Road Safety Bill Put Motorists on Brink of Bans 2006-03-10Posted by clype in Intolerance, Statistics.
Nearly one million motorists are on the brink of receiving a driving ban because they have racked up penalty points from speed cameras, a study has found.
About 3 per cent of drivers — 920 000 — are three points away from losing their licences, the usual penalty for speeding, according to the survey by ‘Direct Line’ insurance. The company said convictions for speeding had risen dramatically in the past five years, and the number of drivers with three points on their licence had increased by 7 per cent in the past two years.
A ‘YouGov’ survey of 2 430 adults, commissioned by ‘Direct Line’, found 16 per cent of motorists have penalty points on their licence, 14 per cent having six points and 3 per cent nine points. ‘YouGov’ estimated the number of drivers close to a ban based on the total of 33.8 million motorists in the UK.
- The survey also showed that more than one in seven — 14 per cent — of the drivers with nine points on their licence would lose their jobs if it was taken away, a total of more than 125 000 people across the UK.
‘Direct Line’ said 92 per cent of those receiving motoring convictions in the past two years were for speeding. Direct Line’s motor spokesman Ms.Emma Holyer, said:
‘Despite the growing number of speed cameras in the UK and the increase in motorists receiving penalty points, our research shows that drivers are still speeding.
‘Drivers need to take notice of the speed limits — and cameras — regardless of whether they agree with them, as they could lose their licence if they choose to ignore them.’
‘Direct Line’ said cameras were first introduced in London in 1992, and there are now more than 6 000 fixed and mobile speed camera sites across the UK. The government’s road safety bill, which was debated in the Commons yesterday, will replace fixed penalties of 60 GBP and three penalty points for most speeding offences with a sliding scale of fines and between two and six points. The Transport Secretary Mr.Alistair Darling, told MPs:
‘Speed cameras are saving lives and reducing speed. We need to do more to make sure the punishment fits the crime.’

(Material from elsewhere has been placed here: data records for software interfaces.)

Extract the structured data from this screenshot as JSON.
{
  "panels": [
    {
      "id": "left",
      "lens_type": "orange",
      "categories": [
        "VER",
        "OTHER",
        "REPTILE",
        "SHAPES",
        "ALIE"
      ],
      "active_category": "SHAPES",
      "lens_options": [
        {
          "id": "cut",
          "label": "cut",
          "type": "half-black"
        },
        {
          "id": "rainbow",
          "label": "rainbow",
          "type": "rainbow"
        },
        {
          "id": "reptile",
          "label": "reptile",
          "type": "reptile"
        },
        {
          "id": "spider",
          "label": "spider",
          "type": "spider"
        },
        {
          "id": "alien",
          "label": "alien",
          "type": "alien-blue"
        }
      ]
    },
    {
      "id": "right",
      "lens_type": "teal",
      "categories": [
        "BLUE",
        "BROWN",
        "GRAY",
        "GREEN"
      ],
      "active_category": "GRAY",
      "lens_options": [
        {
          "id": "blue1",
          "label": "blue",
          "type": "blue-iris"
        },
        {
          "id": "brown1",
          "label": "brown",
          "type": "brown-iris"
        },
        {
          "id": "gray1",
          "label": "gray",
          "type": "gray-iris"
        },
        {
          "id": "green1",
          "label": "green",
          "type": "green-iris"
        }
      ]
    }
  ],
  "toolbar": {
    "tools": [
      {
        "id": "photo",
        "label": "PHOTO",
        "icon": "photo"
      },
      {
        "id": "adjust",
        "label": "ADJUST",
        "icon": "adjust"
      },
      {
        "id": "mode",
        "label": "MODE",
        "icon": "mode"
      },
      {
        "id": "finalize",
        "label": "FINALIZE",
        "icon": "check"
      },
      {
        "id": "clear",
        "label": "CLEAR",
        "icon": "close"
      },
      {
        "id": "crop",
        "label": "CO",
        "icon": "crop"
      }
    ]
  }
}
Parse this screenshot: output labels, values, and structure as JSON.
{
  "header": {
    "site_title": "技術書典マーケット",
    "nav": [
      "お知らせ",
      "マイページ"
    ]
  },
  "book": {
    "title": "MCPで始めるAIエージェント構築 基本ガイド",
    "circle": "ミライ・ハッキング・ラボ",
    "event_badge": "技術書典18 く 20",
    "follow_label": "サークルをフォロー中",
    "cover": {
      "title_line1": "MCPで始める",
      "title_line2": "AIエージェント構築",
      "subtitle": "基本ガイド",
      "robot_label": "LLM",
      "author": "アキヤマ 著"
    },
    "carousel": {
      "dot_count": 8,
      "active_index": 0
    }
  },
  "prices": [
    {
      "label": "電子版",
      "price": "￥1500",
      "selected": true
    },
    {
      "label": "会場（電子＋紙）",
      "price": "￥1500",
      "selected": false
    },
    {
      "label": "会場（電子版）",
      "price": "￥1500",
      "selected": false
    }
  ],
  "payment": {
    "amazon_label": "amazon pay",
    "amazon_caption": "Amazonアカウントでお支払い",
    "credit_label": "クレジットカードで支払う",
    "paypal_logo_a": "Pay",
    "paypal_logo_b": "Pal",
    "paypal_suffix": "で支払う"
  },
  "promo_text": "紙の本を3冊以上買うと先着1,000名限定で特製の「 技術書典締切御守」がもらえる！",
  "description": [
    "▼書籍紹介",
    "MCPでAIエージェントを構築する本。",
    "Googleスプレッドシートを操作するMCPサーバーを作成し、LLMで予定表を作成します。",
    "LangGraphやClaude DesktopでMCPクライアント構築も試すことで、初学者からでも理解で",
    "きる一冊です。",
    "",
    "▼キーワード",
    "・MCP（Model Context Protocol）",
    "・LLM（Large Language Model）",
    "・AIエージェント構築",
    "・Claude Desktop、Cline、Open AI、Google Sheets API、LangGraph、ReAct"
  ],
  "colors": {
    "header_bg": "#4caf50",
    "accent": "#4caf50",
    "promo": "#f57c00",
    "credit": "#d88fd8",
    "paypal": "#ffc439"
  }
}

However, Mr.Paul Smith, the founder of the anti-camera ‘Safe Speed’campaign, said the survey showed more drivers are focusing on their speedometers rather than the road. He said:
‘Drivers frequently write to me complaining about the dangers of driving with nine licence points.
‘They tell me that every van at the roadside becomes a threat and the speedometer becomes an obsession.
‘They live in dread of missing a speed limit sign. This means that they feel forced to concentrate on speed limit compliance at the expense of concentrating on the road ahead.
‘We are rapidly becoming a nation of drivers obsessed, not with safety, but with mere legal compliance.’
- Foreign drivers face having their vehicles clamped if they commit traffic offences in Britain, under new measures announced by the government.
The new rules to crack down on overseas drivers — particularly lorry drivers — are outlined in ‘The Road Safety Bill’ having its second reading in ‘The House of Commons’ today 2006-03-09. The government wants to stop ‘offend and go’ foreign drivers who commit offences, are stopped at the roadside, but leave the country without paying. At present, foreign lorry drivers who are stopped for motoring offences are only required to provide an address. There are increasing cases of drivers not being traced, not giving accurate addresses and not returning to appear in court.